Ideally, age brings wisdom, wisdom brings reassessment and reassessment leads to hard truths. Which can make for great art. There's a song on "Sunday School II" in which Tree describes, as he puts it, "a real project moment": Police were chasing someone up the stairs of his Cabrini-Green building, and "the guys I was with ditched their drugs, though the police grabbed who they could. Anyway, the cop messed up my paperwork and let me go, but I also think he believed what I was able to get across — I got a father who's going to beat my (expletive). You know how you feel truth coming off someone? He saw desperation. So I don't want to pretend in my music like things are owed to me. I want to acknowledge I've had lucky breaks."
Gathering my stuff to leave, I asked: "You really don't think about what it means to be older?"
"I don't, but it probably means," he said, eyes searching the ceiling, "at this age … I won't overdose, shoot up a neighborhood or take on police. My fans get this. They're like, 'Tree, we're glad you're a sensible man!'"
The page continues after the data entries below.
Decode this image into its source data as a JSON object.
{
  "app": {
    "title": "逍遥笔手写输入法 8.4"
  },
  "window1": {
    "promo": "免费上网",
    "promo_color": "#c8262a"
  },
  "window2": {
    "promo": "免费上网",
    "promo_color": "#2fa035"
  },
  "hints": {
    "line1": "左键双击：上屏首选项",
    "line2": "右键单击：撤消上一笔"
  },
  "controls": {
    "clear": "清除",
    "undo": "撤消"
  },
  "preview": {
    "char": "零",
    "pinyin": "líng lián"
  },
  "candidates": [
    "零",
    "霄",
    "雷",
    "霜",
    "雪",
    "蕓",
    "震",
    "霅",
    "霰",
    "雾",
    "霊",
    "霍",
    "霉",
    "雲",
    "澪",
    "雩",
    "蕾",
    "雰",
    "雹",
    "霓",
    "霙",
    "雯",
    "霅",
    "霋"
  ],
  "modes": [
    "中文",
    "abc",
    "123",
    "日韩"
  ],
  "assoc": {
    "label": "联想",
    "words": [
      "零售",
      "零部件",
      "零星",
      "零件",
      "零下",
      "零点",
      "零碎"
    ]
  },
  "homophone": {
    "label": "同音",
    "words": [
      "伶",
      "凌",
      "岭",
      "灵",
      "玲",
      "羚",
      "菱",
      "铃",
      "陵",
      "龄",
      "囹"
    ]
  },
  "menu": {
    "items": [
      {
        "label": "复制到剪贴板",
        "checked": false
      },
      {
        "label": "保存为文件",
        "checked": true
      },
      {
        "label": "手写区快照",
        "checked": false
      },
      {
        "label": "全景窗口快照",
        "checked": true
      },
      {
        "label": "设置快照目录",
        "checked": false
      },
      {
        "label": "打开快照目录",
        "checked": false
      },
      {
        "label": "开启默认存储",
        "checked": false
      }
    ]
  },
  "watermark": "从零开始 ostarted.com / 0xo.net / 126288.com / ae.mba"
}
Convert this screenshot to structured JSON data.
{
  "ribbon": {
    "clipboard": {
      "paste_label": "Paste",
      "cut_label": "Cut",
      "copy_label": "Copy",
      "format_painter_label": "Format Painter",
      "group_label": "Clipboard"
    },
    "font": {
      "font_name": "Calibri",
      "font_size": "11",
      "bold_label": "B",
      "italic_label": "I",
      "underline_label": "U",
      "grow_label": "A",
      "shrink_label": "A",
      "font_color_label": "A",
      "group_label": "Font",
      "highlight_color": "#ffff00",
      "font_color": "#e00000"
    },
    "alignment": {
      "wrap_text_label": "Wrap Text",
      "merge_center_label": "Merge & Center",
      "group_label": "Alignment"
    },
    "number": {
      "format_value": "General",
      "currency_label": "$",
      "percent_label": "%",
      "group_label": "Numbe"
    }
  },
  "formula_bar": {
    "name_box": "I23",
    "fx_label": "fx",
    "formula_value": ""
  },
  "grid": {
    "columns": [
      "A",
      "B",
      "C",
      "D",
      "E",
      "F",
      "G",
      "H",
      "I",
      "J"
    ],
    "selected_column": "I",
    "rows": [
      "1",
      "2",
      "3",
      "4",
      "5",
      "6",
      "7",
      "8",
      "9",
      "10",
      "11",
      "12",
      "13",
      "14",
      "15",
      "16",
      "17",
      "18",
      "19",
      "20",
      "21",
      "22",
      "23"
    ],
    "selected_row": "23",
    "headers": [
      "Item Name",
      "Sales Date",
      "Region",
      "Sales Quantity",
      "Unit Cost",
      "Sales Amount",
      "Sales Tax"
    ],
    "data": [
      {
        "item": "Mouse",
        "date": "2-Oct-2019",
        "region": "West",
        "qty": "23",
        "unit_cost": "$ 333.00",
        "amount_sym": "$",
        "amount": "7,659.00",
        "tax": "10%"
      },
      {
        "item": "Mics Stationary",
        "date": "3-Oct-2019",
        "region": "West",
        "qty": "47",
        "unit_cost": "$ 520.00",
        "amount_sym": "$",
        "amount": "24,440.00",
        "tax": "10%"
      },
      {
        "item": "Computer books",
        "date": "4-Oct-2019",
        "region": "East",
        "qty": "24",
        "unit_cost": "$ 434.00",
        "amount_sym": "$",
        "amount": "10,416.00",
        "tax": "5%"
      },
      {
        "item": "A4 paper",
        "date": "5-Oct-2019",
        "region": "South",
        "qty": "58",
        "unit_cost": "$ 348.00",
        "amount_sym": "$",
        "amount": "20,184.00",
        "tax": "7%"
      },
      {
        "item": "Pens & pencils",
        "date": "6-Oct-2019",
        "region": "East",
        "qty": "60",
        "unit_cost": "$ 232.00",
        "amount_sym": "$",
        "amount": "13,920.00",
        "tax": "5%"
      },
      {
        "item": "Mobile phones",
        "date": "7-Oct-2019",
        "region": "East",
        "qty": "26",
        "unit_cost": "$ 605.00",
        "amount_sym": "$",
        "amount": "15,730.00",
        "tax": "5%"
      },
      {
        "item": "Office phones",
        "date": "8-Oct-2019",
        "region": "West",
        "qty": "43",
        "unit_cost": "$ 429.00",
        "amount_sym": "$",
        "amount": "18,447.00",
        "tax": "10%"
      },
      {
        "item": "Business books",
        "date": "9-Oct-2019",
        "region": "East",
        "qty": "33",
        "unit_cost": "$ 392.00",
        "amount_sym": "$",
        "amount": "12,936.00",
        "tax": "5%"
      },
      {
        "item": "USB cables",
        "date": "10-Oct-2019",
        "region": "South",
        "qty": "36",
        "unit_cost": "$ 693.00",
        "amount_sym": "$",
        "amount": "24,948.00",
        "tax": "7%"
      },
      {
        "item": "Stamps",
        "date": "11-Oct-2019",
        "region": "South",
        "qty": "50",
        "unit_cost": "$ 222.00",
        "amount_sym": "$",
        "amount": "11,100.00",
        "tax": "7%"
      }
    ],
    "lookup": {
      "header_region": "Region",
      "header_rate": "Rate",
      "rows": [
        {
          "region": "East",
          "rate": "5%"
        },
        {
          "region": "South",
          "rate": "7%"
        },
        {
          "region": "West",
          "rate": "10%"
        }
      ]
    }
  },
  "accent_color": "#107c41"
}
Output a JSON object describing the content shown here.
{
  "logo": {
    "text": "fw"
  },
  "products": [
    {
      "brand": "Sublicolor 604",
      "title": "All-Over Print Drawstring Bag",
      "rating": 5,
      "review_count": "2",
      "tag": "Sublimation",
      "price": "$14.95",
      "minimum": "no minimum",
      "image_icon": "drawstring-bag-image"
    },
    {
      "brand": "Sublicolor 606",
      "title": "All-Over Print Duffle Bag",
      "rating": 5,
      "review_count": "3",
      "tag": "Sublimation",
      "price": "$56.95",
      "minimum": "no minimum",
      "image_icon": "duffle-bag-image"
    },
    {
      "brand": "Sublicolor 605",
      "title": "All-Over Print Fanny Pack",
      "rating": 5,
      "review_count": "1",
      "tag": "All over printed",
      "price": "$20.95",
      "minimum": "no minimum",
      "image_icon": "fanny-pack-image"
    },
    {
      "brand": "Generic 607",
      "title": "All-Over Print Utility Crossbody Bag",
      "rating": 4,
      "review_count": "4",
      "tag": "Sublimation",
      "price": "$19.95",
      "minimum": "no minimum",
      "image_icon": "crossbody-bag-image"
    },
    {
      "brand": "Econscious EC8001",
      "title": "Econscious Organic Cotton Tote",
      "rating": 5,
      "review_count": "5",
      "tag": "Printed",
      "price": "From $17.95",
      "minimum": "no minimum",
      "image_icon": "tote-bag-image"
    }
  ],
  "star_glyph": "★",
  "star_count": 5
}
"Man, becoming 30," he said, "you would drop a tear if you thought about it. You look back at the decades, people you lost, magnificent things you been a part of, women you slept with. I knew people who were my age who died at 21. Being 30 means I got nine years on them, and if them dying at 21 is a bad thing and being 30 is a bad thing, I'll take this bad thing. I don't feel pressured by age. Now I think, make enough money, you can buy your neighborhood homes, help foreclosures, not just watch your community go broke. I think that's the thing that you dream about at 30 you don't dream about when you're 19. You know better."